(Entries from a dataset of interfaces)
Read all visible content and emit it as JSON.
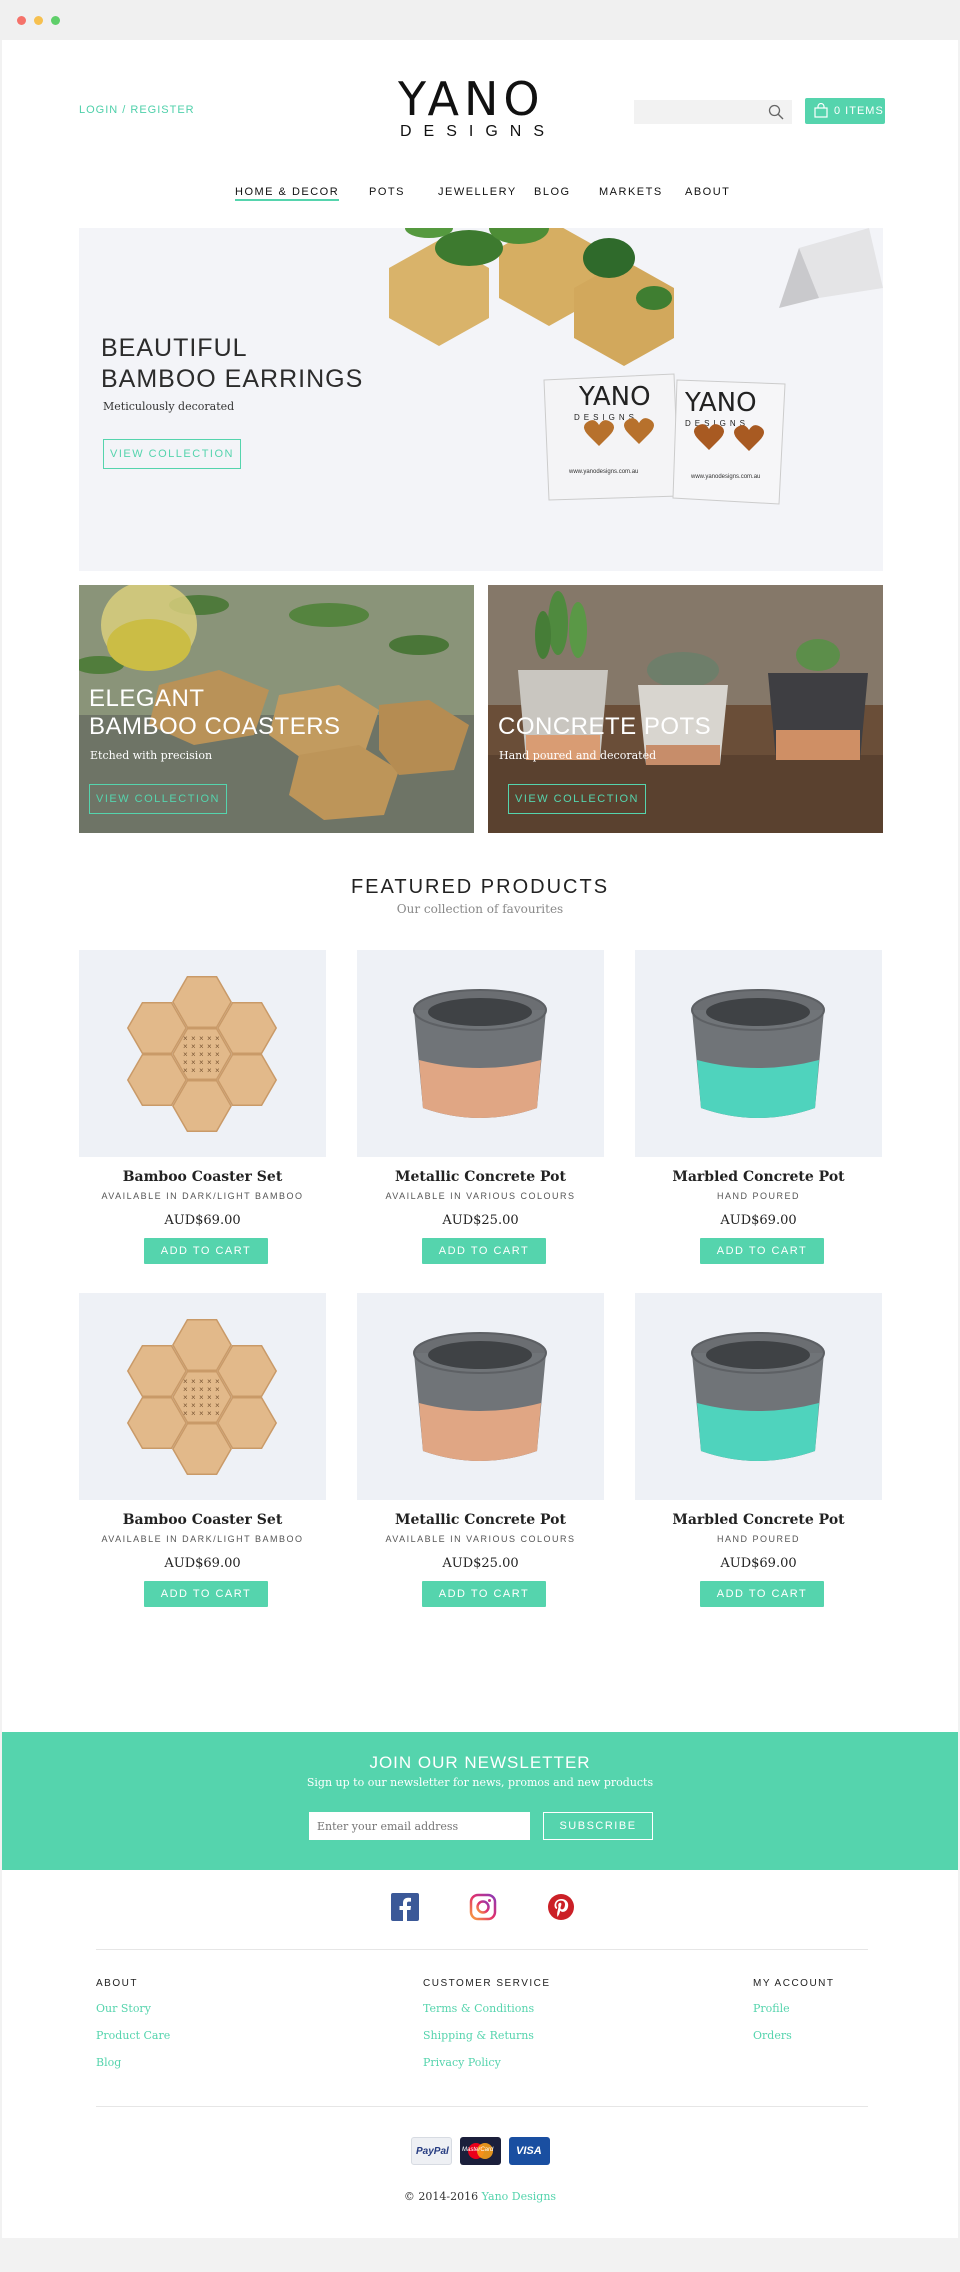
{
  "header": {
    "login_label": "LOGIN / REGISTER",
    "logo_top": "YANO",
    "logo_sub": "DESIGNS",
    "search_placeholder": "",
    "cart_label": "0 ITEMS"
  },
  "nav": [
    "HOME & DECOR",
    "POTS",
    "JEWELLERY",
    "BLOG",
    "MARKETS",
    "ABOUT"
  ],
  "hero": {
    "title_line1": "BEAUTIFUL",
    "title_line2": "BAMBOO EARRINGS",
    "subtitle": "Meticulously decorated",
    "button": "VIEW COLLECTION",
    "card_brand": "YANO",
    "card_brand_sub": "DESIGNS",
    "card_url": "www.yanodesigns.com.au"
  },
  "promos": [
    {
      "title_line1": "ELEGANT",
      "title_line2": "BAMBOO COASTERS",
      "subtitle": "Etched with precision",
      "button": "VIEW COLLECTION"
    },
    {
      "title_line1": "CONCRETE POTS",
      "subtitle": "Hand poured and decorated",
      "button": "VIEW COLLECTION"
    }
  ],
  "featured": {
    "title": "FEATURED PRODUCTS",
    "subtitle": "Our collection of favourites",
    "add_label": "ADD TO CART",
    "products": [
      {
        "name": "Bamboo Coaster Set",
        "note": "AVAILABLE IN DARK/LIGHT BAMBOO",
        "price": "AUD$69.00",
        "image": "hexagon-coaster-set"
      },
      {
        "name": "Metallic Concrete Pot",
        "note": "AVAILABLE IN VARIOUS COLOURS",
        "price": "AUD$25.00",
        "image": "concrete-pot-copper"
      },
      {
        "name": "Marbled Concrete Pot",
        "note": "HAND POURED",
        "price": "AUD$69.00",
        "image": "concrete-pot-teal"
      },
      {
        "name": "Bamboo Coaster Set",
        "note": "AVAILABLE IN DARK/LIGHT BAMBOO",
        "price": "AUD$69.00",
        "image": "hexagon-coaster-set"
      },
      {
        "name": "Metallic Concrete Pot",
        "note": "AVAILABLE IN VARIOUS COLOURS",
        "price": "AUD$25.00",
        "image": "concrete-pot-copper"
      },
      {
        "name": "Marbled Concrete Pot",
        "note": "HAND POURED",
        "price": "AUD$69.00",
        "image": "concrete-pot-teal"
      }
    ]
  },
  "newsletter": {
    "title": "JOIN OUR NEWSLETTER",
    "subtitle": "Sign up to our newsletter for news, promos and new products",
    "placeholder": "Enter your email address",
    "button": "SUBSCRIBE"
  },
  "social": [
    "facebook-icon",
    "instagram-icon",
    "pinterest-icon"
  ],
  "footer": {
    "columns": [
      {
        "heading": "ABOUT",
        "links": [
          "Our Story",
          "Product Care",
          "Blog"
        ]
      },
      {
        "heading": "CUSTOMER SERVICE",
        "links": [
          "Terms & Conditions",
          "Shipping & Returns",
          "Privacy Policy"
        ]
      },
      {
        "heading": "MY ACCOUNT",
        "links": [
          "Profile",
          "Orders"
        ]
      }
    ],
    "payments": [
      "PayPal",
      "MasterCard",
      "VISA"
    ],
    "copyright": "© 2014-2016",
    "copyright_brand": "Yano Designs"
  },
  "colors": {
    "accent": "#55d4ad",
    "dark_text": "#222222",
    "hero_bg": "#f3f4f8"
  }
}
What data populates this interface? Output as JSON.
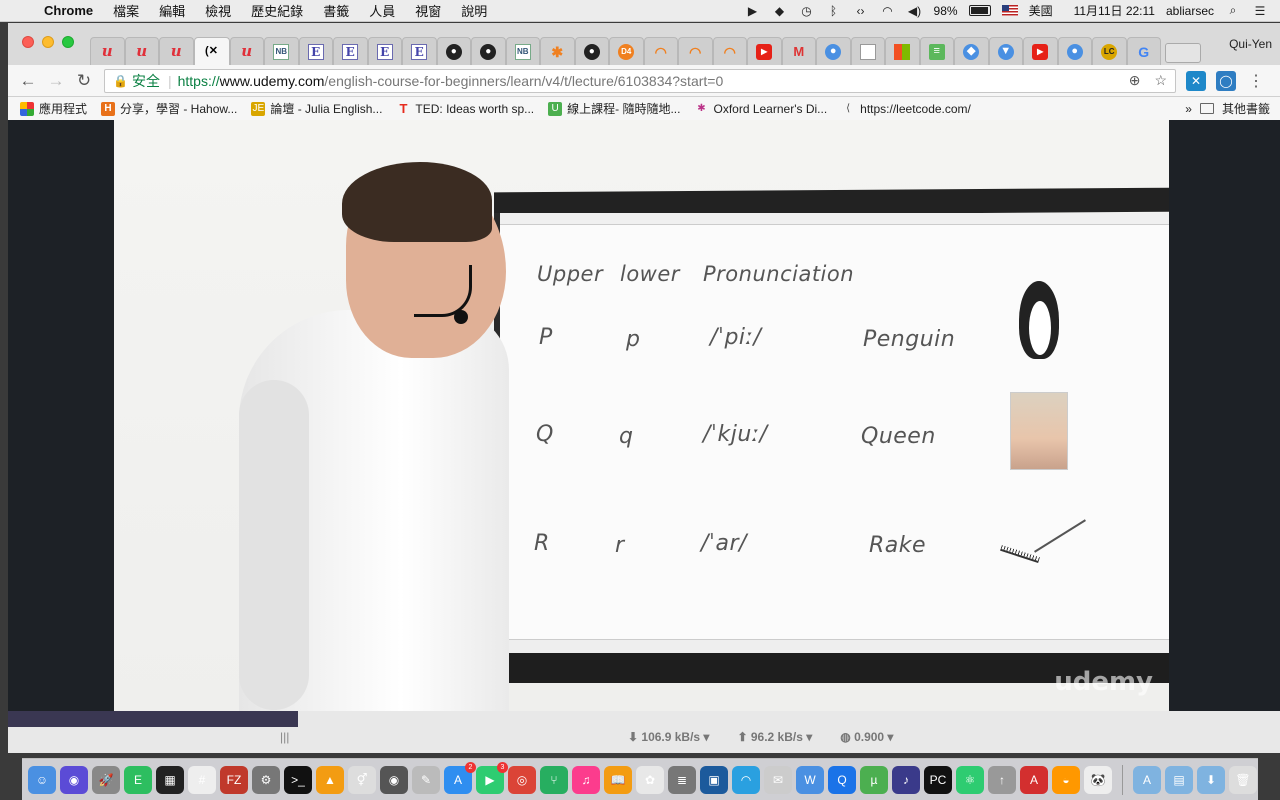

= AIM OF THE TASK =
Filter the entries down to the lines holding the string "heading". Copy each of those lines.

= SOLUTION TO THE PROBLEM =
        "heading": "ABOUT",
        "heading": "CUSTOMER SERVICE",
        "heading": "MY ACCOUNT",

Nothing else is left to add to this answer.